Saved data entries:
□ □ □

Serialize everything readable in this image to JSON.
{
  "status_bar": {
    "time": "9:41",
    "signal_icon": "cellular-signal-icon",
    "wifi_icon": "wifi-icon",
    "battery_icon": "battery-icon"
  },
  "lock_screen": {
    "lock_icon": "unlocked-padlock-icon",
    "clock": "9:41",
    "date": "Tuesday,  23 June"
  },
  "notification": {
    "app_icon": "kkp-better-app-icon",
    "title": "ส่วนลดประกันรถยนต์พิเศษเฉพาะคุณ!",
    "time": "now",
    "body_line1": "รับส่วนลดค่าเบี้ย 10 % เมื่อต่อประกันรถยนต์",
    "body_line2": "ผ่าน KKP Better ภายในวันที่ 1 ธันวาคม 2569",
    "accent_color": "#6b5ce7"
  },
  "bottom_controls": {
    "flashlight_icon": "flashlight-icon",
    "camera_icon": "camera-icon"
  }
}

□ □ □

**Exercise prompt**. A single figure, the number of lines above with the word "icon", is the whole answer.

**Result**. 7